As part of this process, we see the rise of what are called "SuperPACs," or "Super Political Action Committees." More properly, they are "independent expenditure-only committees," meaning that all they do is spend money. They can raise as much as they want, and spend as much as they want, on anything they want. What they mostly spend their money on is "attack advertising" against whomever is running against their favorite candidates. In the state of Florida, one SuperPAC spent over 4.9 million dollars on one ad campaign alone to help their candidate.

This goes beyond putting haggard thoughts in my mind. It just chaps my hide! How is it so easy for these groups to raise millions and millions of dollars to be used mostly for damaging advertising, when we have trouble finding donors for just $600 a month for our widows in Nderu? I already know that I'm not very skilled in fund raising, but really!

Here's an idea! SuperPACs have almost no restrictions on their activities, except that they cannot coordinate directly with the candidates. Well, let's put a requirement on them. Put a requirement on SuperPACs that for every dollar they spend for their candidates, they must donate a dime, no strings attached, to 501(c)(3) charities like NewCovenant Ministries.

Yeah, I know. It probably wouldn't stand up in court. But why not try it?

Saturday, January 28, 2012

Things Learned the Hard Way

We established NewCovenant Evangelistic Ministries as an outreach to widows of the third world. We have been working to support a project in Nderu Kenya for over ten years. In that time, we have witnessed how faith in Jesus Christ and support of a loving community can make dramatic changes in the quality of a woman's life. When a woman in an underdeveloped nation loses a husband to death, she loses much more. She loses her means of support, financially, physically, emotionally, and spiritually. She falls to the bottom of the social ladder. She and her children generally live a hand-to-mouth existence, barely having enough for simple survival.


Amazingly, the women we work with all have very a very short wish list. On top of that list is the hope that their children can remain in school through high school, for they know that education is the key to a good life. Our work with them is aimed toward making them self-sufficient so they don't have worries like this.

We wanted to model our operations after successful children's ministries like Compassion International. Our plan was to raise up individual sponsors for widows. Sponsor and widow would be able to communicate and share around the world and across cultural lines.

Well, we have learned the hard way:

  • In some countries, like Kenya, sponsored children may have free education up to about fifth grade. They can read and write, and often learn basic English. But widows are most often unable to read or write. And those who can, usually know no English. This makes communication with a personal sponsor extremely difficult.
  • A sponsorship program operates by funding projects in which the sponsored children participate. Children have no expectations of direct aid. But adults have a different perspective. We have worked with several who want to receive the money from their sponsors directly, so they can spend it. This kind of handout helps no one, and can even make their situations worse. Such expectations can make the project difficult to administer in the field.

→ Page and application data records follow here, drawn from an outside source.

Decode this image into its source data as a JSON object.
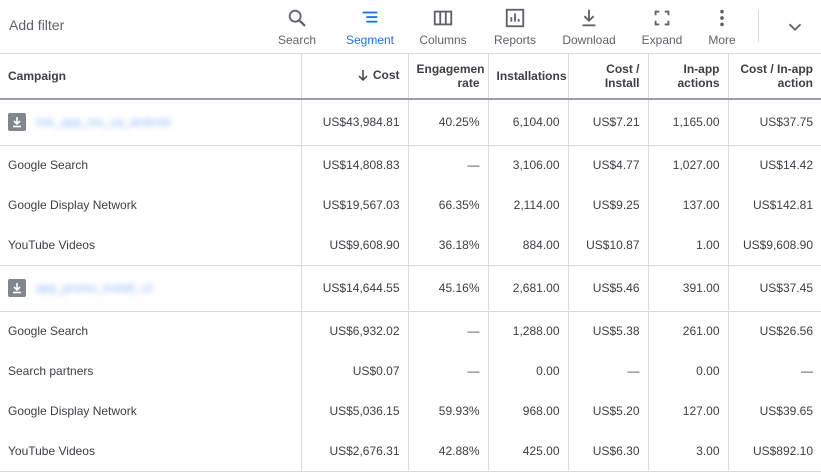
{
  "toolbar": {
    "add_filter": "Add filter",
    "buttons": [
      {
        "label": "Search",
        "icon": "search-icon"
      },
      {
        "label": "Segment",
        "icon": "segment-icon",
        "active": true
      },
      {
        "label": "Columns",
        "icon": "columns-icon"
      },
      {
        "label": "Reports",
        "icon": "reports-icon"
      },
      {
        "label": "Download",
        "icon": "download-icon"
      },
      {
        "label": "Expand",
        "icon": "expand-icon"
      },
      {
        "label": "More",
        "icon": "more-vert-icon"
      }
    ],
    "accent_color": "#1a73e8"
  },
  "table": {
    "headers": {
      "campaign": "Campaign",
      "cost": "Cost",
      "engagement_rate_l1": "Engagemen",
      "engagement_rate_l2": "rate",
      "installations": "Installations",
      "cost_install_l1": "Cost /",
      "cost_install_l2": "Install",
      "inapp_l1": "In-app",
      "inapp_l2": "actions",
      "cost_inapp_l1": "Cost / In-app",
      "cost_inapp_l2": "action"
    },
    "groups": [
      {
        "campaign": "mix_app_ios_ua_android",
        "total": [
          "US$43,984.81",
          "40.25%",
          "6,104.00",
          "US$7.21",
          "1,165.00",
          "US$37.75"
        ],
        "rows": [
          {
            "name": "Google Search",
            "vals": [
              "US$14,808.83",
              "—",
              "3,106.00",
              "US$4.77",
              "1,027.00",
              "US$14.42"
            ]
          },
          {
            "name": "Google Display Network",
            "vals": [
              "US$19,567.03",
              "66.35%",
              "2,114.00",
              "US$9.25",
              "137.00",
              "US$142.81"
            ]
          },
          {
            "name": "YouTube Videos",
            "vals": [
              "US$9,608.90",
              "36.18%",
              "884.00",
              "US$10.87",
              "1.00",
              "US$9,608.90"
            ]
          }
        ]
      },
      {
        "campaign": "app_promo_install_v2",
        "total": [
          "US$14,644.55",
          "45.16%",
          "2,681.00",
          "US$5.46",
          "391.00",
          "US$37.45"
        ],
        "rows": [
          {
            "name": "Google Search",
            "vals": [
              "US$6,932.02",
              "—",
              "1,288.00",
              "US$5.38",
              "261.00",
              "US$26.56"
            ]
          },
          {
            "name": "Search partners",
            "vals": [
              "US$0.07",
              "—",
              "0.00",
              "—",
              "0.00",
              "—"
            ]
          },
          {
            "name": "Google Display Network",
            "vals": [
              "US$5,036.15",
              "59.93%",
              "968.00",
              "US$5.20",
              "127.00",
              "US$39.65"
            ]
          },
          {
            "name": "YouTube Videos",
            "vals": [
              "US$2,676.31",
              "42.88%",
              "425.00",
              "US$6.30",
              "3.00",
              "US$892.10"
            ]
          }
        ]
      }
    ]
  }
}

We will continue doing what has been successful. Our programs of local projects and support groups in which widows can help each other and learn together will not change.

But now, we will ask our financial partners to sponsor projects rather than individual widows. We will strive to communicate to the sponsors what their group is doing, and how their group is helping widows to a better life and how it is affecting the community. In some cases, sponsors may also receive a report directly from the project group.

So our thanks go out to those who have sponsored so far. We hope you will continue to be our partners. If you have not worked with us in the past, we ask you to prayerfully consider becoming a project sponsor. Together, we can raise up widows, along their many children, to new life.